YOUR INSTRUCTIONS -
Drop the pictures, then repeat every record exactly as it stands.
/---
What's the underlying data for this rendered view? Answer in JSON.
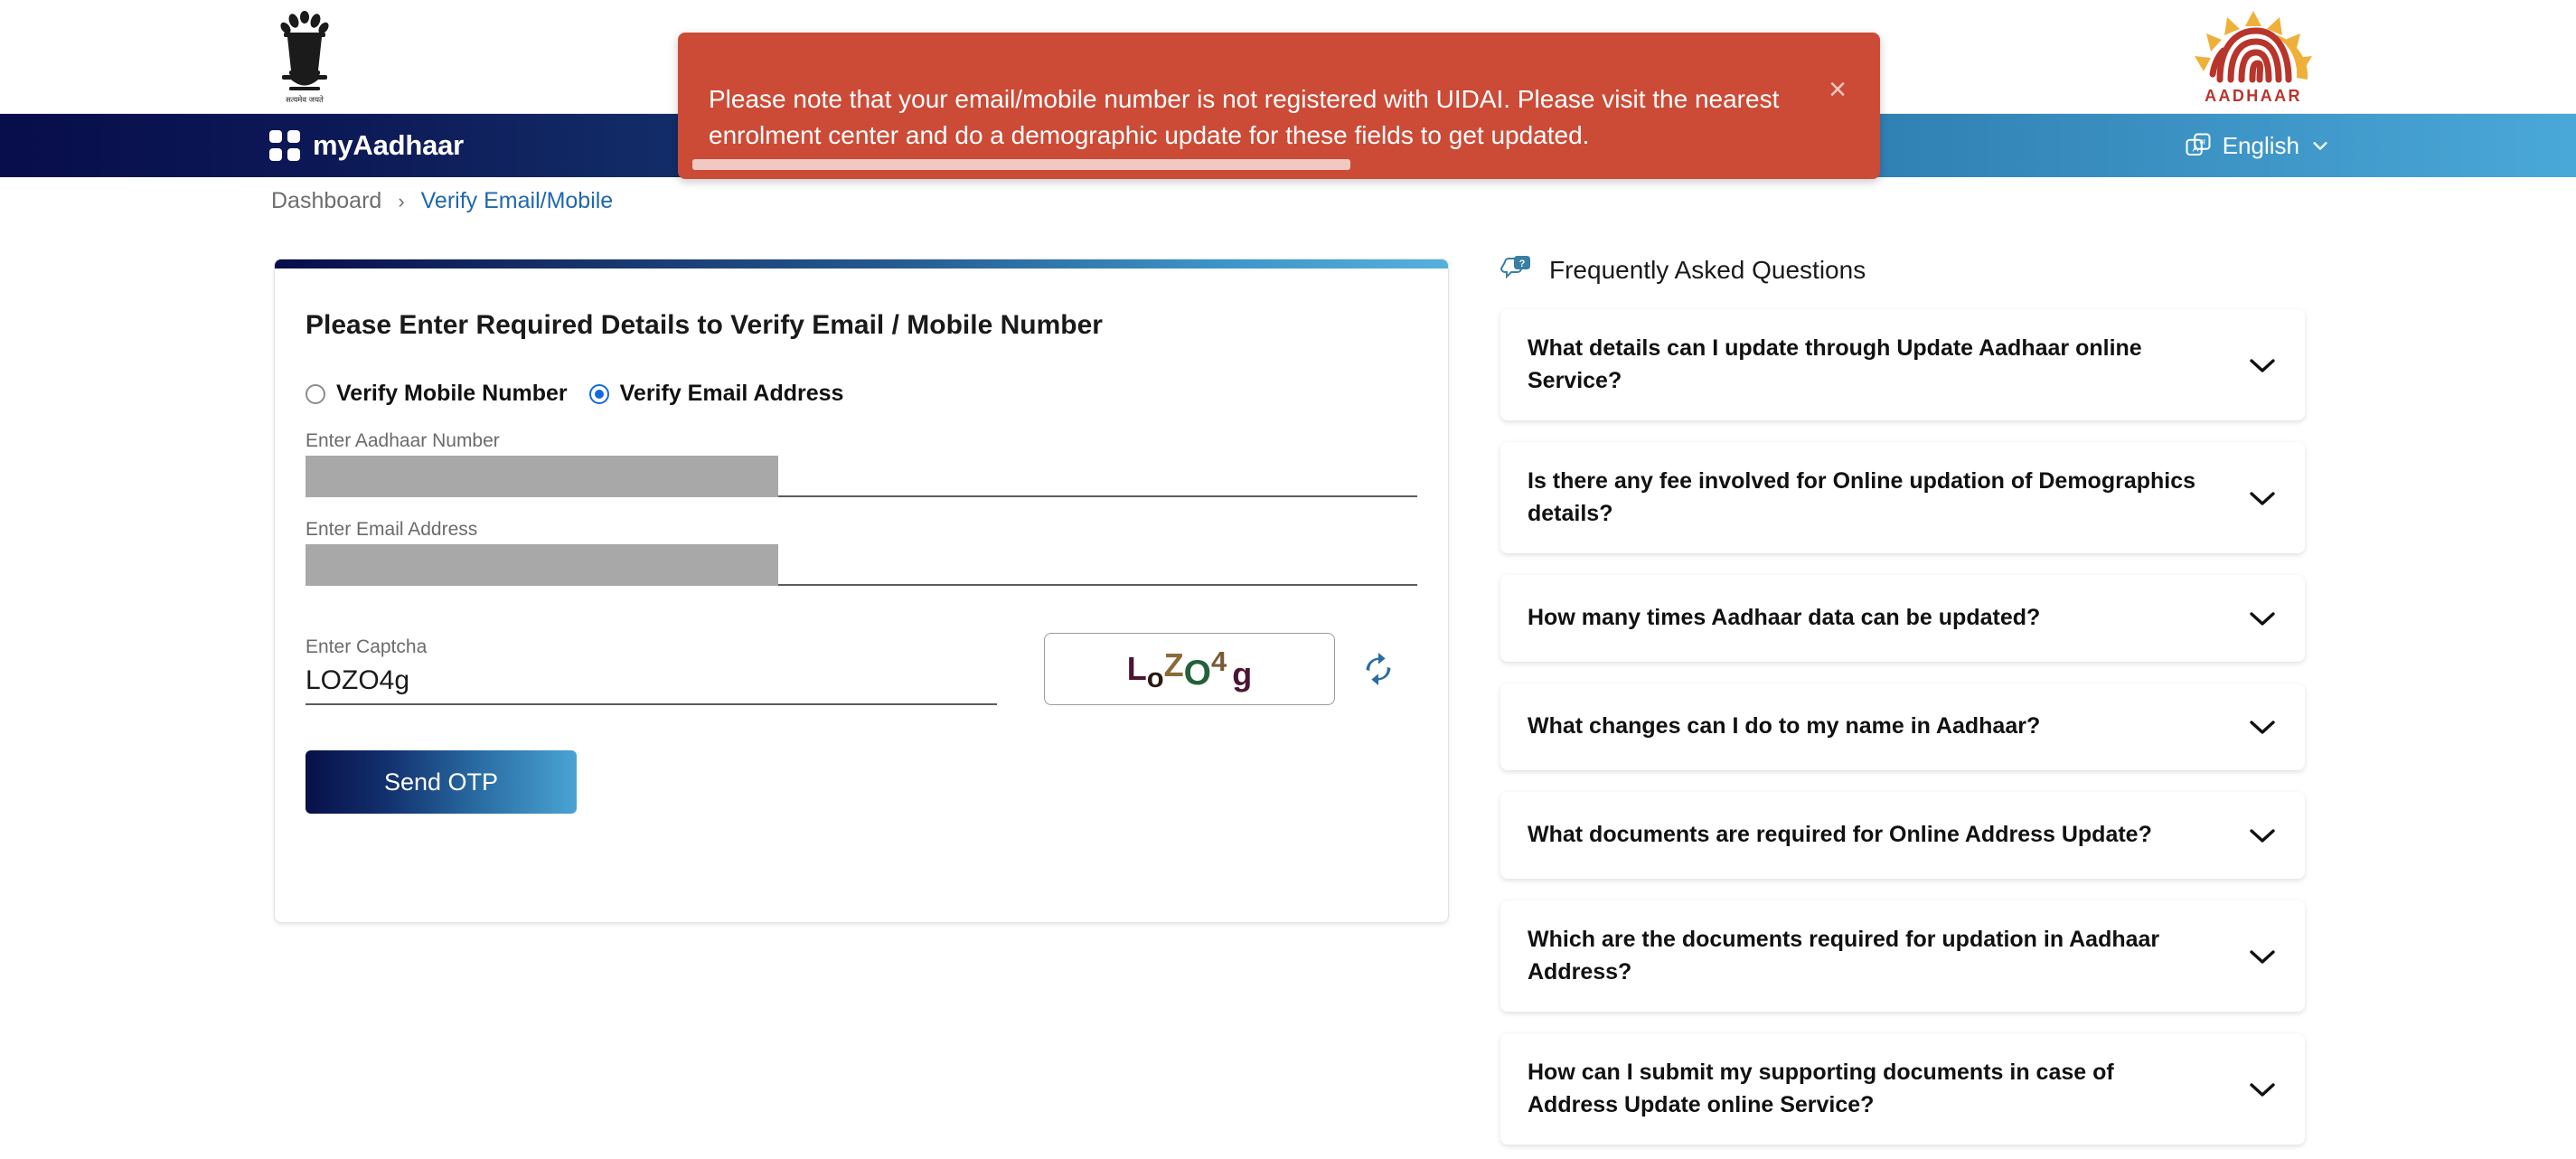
{
  "header": {
    "emblem_icon": "india-state-emblem",
    "emblem_caption": "सत्यमेव जयते",
    "aadhaar_logo_icon": "aadhaar-fingerprint-logo",
    "aadhaar_logo_text": "AADHAAR"
  },
  "navbar": {
    "brand": "myAadhaar",
    "brand_icon": "four-square-grid-icon",
    "language_icon": "translate-icon",
    "language": "English",
    "language_chevron_icon": "chevron-down-icon",
    "gradient_start": "#080d4b",
    "gradient_end": "#4aa8d8"
  },
  "breadcrumb": {
    "home": "Dashboard",
    "separator": "›",
    "current": "Verify Email/Mobile",
    "current_color": "#2068ad"
  },
  "toast": {
    "message": "Please note that your email/mobile number is not registered with UIDAI. Please visit the nearest enrolment center and do a demographic update for these fields to get updated.",
    "close_icon": "close-icon",
    "close_label": "×",
    "background": "#cc4b37",
    "progress_percent": 56,
    "progress_color": "#f0c9c2"
  },
  "form": {
    "title": "Please Enter Required Details to Verify Email / Mobile Number",
    "radios": [
      {
        "label": "Verify Mobile Number",
        "selected": false
      },
      {
        "label": "Verify Email Address",
        "selected": true
      }
    ],
    "aadhaar": {
      "label": "Enter Aadhaar Number",
      "value": "",
      "masked": true
    },
    "email": {
      "label": "Enter Email Address",
      "value": "",
      "masked": true
    },
    "captcha": {
      "label": "Enter Captcha",
      "value": "LOZO4g",
      "image_text": "LoZO4g",
      "image_chars": [
        "L",
        "o",
        "Z",
        "O",
        "4",
        "g"
      ],
      "refresh_icon": "refresh-icon"
    },
    "submit_label": "Send OTP",
    "accent_gradient_start": "#081048",
    "accent_gradient_end": "#4aa3d4"
  },
  "faq": {
    "icon": "chat-question-icon",
    "title": "Frequently Asked Questions",
    "chevron_icon": "chevron-down-icon",
    "items": [
      {
        "question": "What details can I update through Update Aadhaar online Service?"
      },
      {
        "question": "Is there any fee involved for Online updation of Demographics details?"
      },
      {
        "question": "How many times Aadhaar data can be updated?"
      },
      {
        "question": "What changes can I do to my name in Aadhaar?"
      },
      {
        "question": "What documents are required for Online Address Update?"
      },
      {
        "question": "Which are the documents required for updation in Aadhaar Address?"
      },
      {
        "question": "How can I submit my supporting documents in case of Address Update online Service?"
      }
    ]
  }
}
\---
YOUR SOLUTION -
What's the underlying data for this rendered view? Answer in JSON.
{
  "header": {
    "emblem_icon": "india-state-emblem",
    "emblem_caption": "सत्यमेव जयते",
    "aadhaar_logo_icon": "aadhaar-fingerprint-logo",
    "aadhaar_logo_text": "AADHAAR"
  },
  "navbar": {
    "brand": "myAadhaar",
    "brand_icon": "four-square-grid-icon",
    "language_icon": "translate-icon",
    "language": "English",
    "language_chevron_icon": "chevron-down-icon",
    "gradient_start": "#080d4b",
    "gradient_end": "#4aa8d8"
  },
  "breadcrumb": {
    "home": "Dashboard",
    "separator": "›",
    "current": "Verify Email/Mobile",
    "current_color": "#2068ad"
  },
  "toast": {
    "message": "Please note that your email/mobile number is not registered with UIDAI. Please visit the nearest enrolment center and do a demographic update for these fields to get updated.",
    "close_icon": "close-icon",
    "close_label": "×",
    "background": "#cc4b37",
    "progress_percent": 56,
    "progress_color": "#f0c9c2"
  },
  "form": {
    "title": "Please Enter Required Details to Verify Email / Mobile Number",
    "radios": [
      {
        "label": "Verify Mobile Number",
        "selected": false
      },
      {
        "label": "Verify Email Address",
        "selected": true
      }
    ],
    "aadhaar": {
      "label": "Enter Aadhaar Number",
      "value": "",
      "masked": true
    },
    "email": {
      "label": "Enter Email Address",
      "value": "",
      "masked": true
    },
    "captcha": {
      "label": "Enter Captcha",
      "value": "LOZO4g",
      "image_text": "LoZO4g",
      "image_chars": [
        "L",
        "o",
        "Z",
        "O",
        "4",
        "g"
      ],
      "refresh_icon": "refresh-icon"
    },
    "submit_label": "Send OTP",
    "accent_gradient_start": "#081048",
    "accent_gradient_end": "#4aa3d4"
  },
  "faq": {
    "icon": "chat-question-icon",
    "title": "Frequently Asked Questions",
    "chevron_icon": "chevron-down-icon",
    "items": [
      {
        "question": "What details can I update through Update Aadhaar online Service?"
      },
      {
        "question": "Is there any fee involved for Online updation of Demographics details?"
      },
      {
        "question": "How many times Aadhaar data can be updated?"
      },
      {
        "question": "What changes can I do to my name in Aadhaar?"
      },
      {
        "question": "What documents are required for Online Address Update?"
      },
      {
        "question": "Which are the documents required for updation in Aadhaar Address?"
      },
      {
        "question": "How can I submit my supporting documents in case of Address Update online Service?"
      }
    ]
  }
}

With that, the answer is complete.